Â characters. And, of course, as we, the more characters

Â we have sorted on at the leading part, the smaller the [INAUDIBLE] files in the

Â trading, in the trailing part. So, that's, certainly a feature.

Â And then, in this case, after we get to, eight characters, and all our sub files

Â are of size one, and we're done with the sort.

Â 14:11

Now, the key to the algorithm is, the idea that, once it's going, it uses what's

Â called an index sort, Which essentially means that it can do

Â compares in constant time in the middle of the algorithm.

Â Now, lets just take a look at, at, at how that works.

Â So lets look at, trying to compare string zero with string, nine.

Â And we know that we've already got the thing sorted on, four characters and we

Â want to sort it on eight So, zero and nine are equal on the first four characters.

Â They're in the same subfile. So, now we're going to get it sorted on

Â the other. But the thing is if we add four to our

Â given indices. So, we're at zero, and we add four.

Â That gets us to four, and we're at nine. We add four that gets us to thirteen. we

Â already know that the thing is sorted on those characters.

Â And, we know that, thirteen appears before four in this sorted list.

Â It's already sorted. And we can keep track of that by, using an

Â inverse array which says, for every index, where it appears in the sorted order.

Â So, this says that thirteen appears at position six, and four appears at position

Â seven. That is, thirteen appears before four.

Â So, when we're trying to compare, the, this, string here, that's the zeroth

Â suffix with the ninth suffix, We can go in and again, add four to get

Â four, add four to get thirteen go into the index array and see which one is less and

Â the one that appears first is going to be less.

Â So, that's a constant time, comparison. Thirteen is less than or equal to four

Â because the inverse of thirteen is less than the inverse four, which means that

Â suffixes of nine, if you take eight characters out of nine and eight

Â characters out of zero, it's less. It's a really, simple and of course,

Â Easy to implement operation. So, maintaining the inverse, I can get

Â constant time string compare. So, what does that imply, for the whole

Â suffixsort??uh Well,

Â With a constant time compare, then, I can get, at a minimum, I can get an, an analog

Â N sort, just by using quicksort or mergesort.

Â And then, I get much faster than quadratic performance no matter what the strings

Â are. That's a big key to the success of this

Â algorithm.
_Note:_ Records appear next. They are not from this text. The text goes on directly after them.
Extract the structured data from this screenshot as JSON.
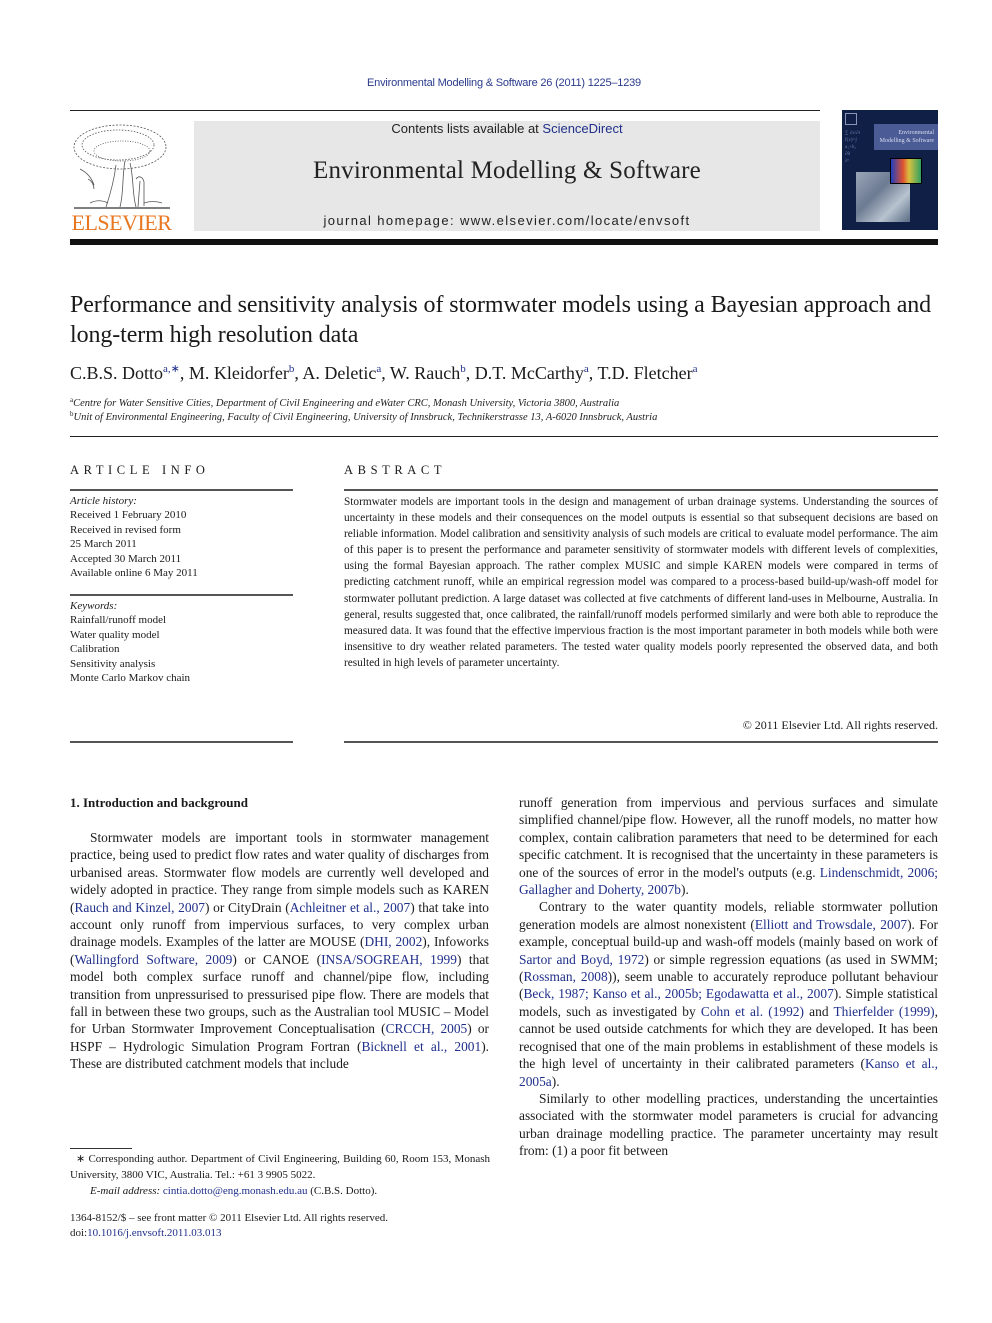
{
  "header": {
    "journal_ref": "Environmental Modelling & Software 26 (2011) 1225–1239",
    "contents_prefix": "Contents lists available at ",
    "contents_link": "ScienceDirect",
    "journal_title": "Environmental Modelling & Software",
    "homepage": "journal homepage: www.elsevier.com/locate/envsoft",
    "publisher_logo_text": "ELSEVIER",
    "cover_title": "Environmental Modelling & Software",
    "colors": {
      "publisher_orange": "#e87722",
      "link_blue": "#1f2f8a",
      "banner_gray": "#e7e7e7",
      "cover_navy": "#0f1f45"
    }
  },
  "article": {
    "title": "Performance and sensitivity analysis of stormwater models using a Bayesian approach and long-term high resolution data",
    "authors": [
      {
        "name": "C.B.S. Dotto",
        "sup": "a,∗"
      },
      {
        "name": "M. Kleidorfer",
        "sup": "b"
      },
      {
        "name": "A. Deletic",
        "sup": "a"
      },
      {
        "name": "W. Rauch",
        "sup": "b"
      },
      {
        "name": "D.T. McCarthy",
        "sup": "a"
      },
      {
        "name": "T.D. Fletcher",
        "sup": "a"
      }
    ],
    "affiliations": [
      {
        "sup": "a",
        "text": "Centre for Water Sensitive Cities, Department of Civil Engineering and eWater CRC, Monash University, Victoria 3800, Australia"
      },
      {
        "sup": "b",
        "text": "Unit of Environmental Engineering, Faculty of Civil Engineering, University of Innsbruck, Technikerstrasse 13, A-6020 Innsbruck, Austria"
      }
    ]
  },
  "article_info": {
    "heading": "ARTICLE INFO",
    "history_label": "Article history:",
    "history": [
      "Received 1 February 2010",
      "Received in revised form",
      "25 March 2011",
      "Accepted 30 March 2011",
      "Available online 6 May 2011"
    ],
    "keywords_label": "Keywords:",
    "keywords": [
      "Rainfall/runoff model",
      "Water quality model",
      "Calibration",
      "Sensitivity analysis",
      "Monte Carlo Markov chain"
    ]
  },
  "abstract": {
    "heading": "ABSTRACT",
    "text": "Stormwater models are important tools in the design and management of urban drainage systems. Understanding the sources of uncertainty in these models and their consequences on the model outputs is essential so that subsequent decisions are based on reliable information. Model calibration and sensitivity analysis of such models are critical to evaluate model performance. The aim of this paper is to present the performance and parameter sensitivity of stormwater models with different levels of complexities, using the formal Bayesian approach. The rather complex MUSIC and simple KAREN models were compared in terms of predicting catchment runoff, while an empirical regression model was compared to a process-based build-up/wash-off model for stormwater pollutant prediction. A large dataset was collected at five catchments of different land-uses in Melbourne, Australia. In general, results suggested that, once calibrated, the rainfall/runoff models performed similarly and were both able to reproduce the measured data. It was found that the effective impervious fraction is the most important parameter in both models while both were insensitive to dry weather related parameters. The tested water quality models poorly represented the observed data, and both resulted in high levels of parameter uncertainty.",
    "copyright": "© 2011 Elsevier Ltd. All rights reserved."
  },
  "body": {
    "section_title": "1.  Introduction and background",
    "left_p1": [
      {
        "t": "Stormwater models are important tools in stormwater management practice, being used to predict flow rates and water quality of discharges from urbanised areas. Stormwater flow models are currently well developed and widely adopted in practice. They range from simple models such as KAREN ("
      },
      {
        "l": "Rauch and Kinzel, 2007"
      },
      {
        "t": ") or CityDrain ("
      },
      {
        "l": "Achleitner et al., 2007"
      },
      {
        "t": ") that take into account only runoff from impervious surfaces, to very complex urban drainage models. Examples of the latter are MOUSE ("
      },
      {
        "l": "DHI, 2002"
      },
      {
        "t": "), Infoworks ("
      },
      {
        "l": "Wallingford Software, 2009"
      },
      {
        "t": ") or CANOE ("
      },
      {
        "l": "INSA/SOGREAH, 1999"
      },
      {
        "t": ") that model both complex surface runoff and channel/pipe flow, including transition from unpressurised to pressurised pipe flow. There are models that fall in between these two groups, such as the Australian tool MUSIC – Model for Urban Stormwater Improvement Conceptualisation ("
      },
      {
        "l": "CRCCH, 2005"
      },
      {
        "t": ") or HSPF – Hydrologic Simulation Program Fortran ("
      },
      {
        "l": "Bicknell et al., 2001"
      },
      {
        "t": "). These are distributed catchment models that include"
      }
    ],
    "right_p0": [
      {
        "t": "runoff generation from impervious and pervious surfaces and simulate simplified channel/pipe flow. However, all the runoff models, no matter how complex, contain calibration parameters that need to be determined for each specific catchment. It is recognised that the uncertainty in these parameters is one of the sources of error in the model's outputs (e.g. "
      },
      {
        "l": "Lindenschmidt, 2006; Gallagher and Doherty, 2007b"
      },
      {
        "t": ")."
      }
    ],
    "right_p1": [
      {
        "t": "Contrary to the water quantity models, reliable stormwater pollution generation models are almost nonexistent ("
      },
      {
        "l": "Elliott and Trowsdale, 2007"
      },
      {
        "t": "). For example, conceptual build-up and wash-off models (mainly based on work of "
      },
      {
        "l": "Sartor and Boyd, 1972"
      },
      {
        "t": ") or simple regression equations (as used in SWMM; ("
      },
      {
        "l": "Rossman, 2008"
      },
      {
        "t": ")), seem unable to accurately reproduce pollutant behaviour ("
      },
      {
        "l": "Beck, 1987; Kanso et al., 2005b; Egodawatta et al., 2007"
      },
      {
        "t": "). Simple statistical models, such as investigated by "
      },
      {
        "l": "Cohn et al. (1992)"
      },
      {
        "t": " and "
      },
      {
        "l": "Thierfelder (1999)"
      },
      {
        "t": ", cannot be used outside catchments for which they are developed. It has been recognised that one of the main problems in establishment of these models is the high level of uncertainty in their calibrated parameters ("
      },
      {
        "l": "Kanso et al., 2005a"
      },
      {
        "t": ")."
      }
    ],
    "right_p2": [
      {
        "t": "Similarly to other modelling practices, understanding the uncertainties associated with the stormwater model parameters is crucial for advancing urban drainage modelling practice. The parameter uncertainty may result from: (1) a poor fit between"
      }
    ]
  },
  "footnote": {
    "corresponding": "∗  Corresponding author. Department of Civil Engineering, Building 60, Room 153, Monash University, 3800 VIC, Australia. Tel.: +61 3 9905 5022.",
    "email_label": "E-mail address: ",
    "email": "cintia.dotto@eng.monash.edu.au",
    "email_suffix": " (C.B.S. Dotto).",
    "issn_line": "1364-8152/$ – see front matter © 2011 Elsevier Ltd. All rights reserved.",
    "doi_prefix": "doi:",
    "doi": "10.1016/j.envsoft.2011.03.013"
  }
}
And actually, if, if you use a version of

Â three-way quicksort, it's been proven that it even gets down to linear time for the

Â sort, No matter what the input is.

Â That's one thing, and then the other thing is when you need to do, the longest common

Â prefix to look for the, longest match after the array is sorted you can also do

Â this constant time, string compare and get the job done.

Â So this is really an in-, ingenious algorithm that, can get, suffix sorting

Â done very fast. even in the presence of, a huge repeat.

Â And I think really underscores, the importance of careful algorithmic

Â thinking, in addressing new computational challenges.

Â So, string sorting, just to summarize, is a really, interesting area of inquiry.

Â For one thing, we can develop linear time sorts for many, many applications.

Â We, we thought, we're doing well when we had, n log n sorts, but actually we can do

Â much better for many applications. And in fact, we can even get to sublinear

Â where we don't even have to examine all the data.

Â In today's world, when we have huge amounts of data, to be able to, get it

Â sorted without even looking, at it at all is really quite a miracle.

Â Three-way string quicksort,,you you can't do better than that in terms of the

Â numbers of characters that you have to, examine.

Â And it's a lot of deep mathematical analysis, behind that result.

Â But I think the other lesson to learn is that algorithms like three-way string

Â quicksort and Manber-Myers, show that we really have a lot to learn still in string

Â processing. And they're not really random.

Â In fact, a lot of times we're looking for non-randomness and we might want to use

Â specialized algorithms. So, at string processes or introduction to

Â string processing, We're going to look at many other string

Â processing examples in the coming lectures.

Â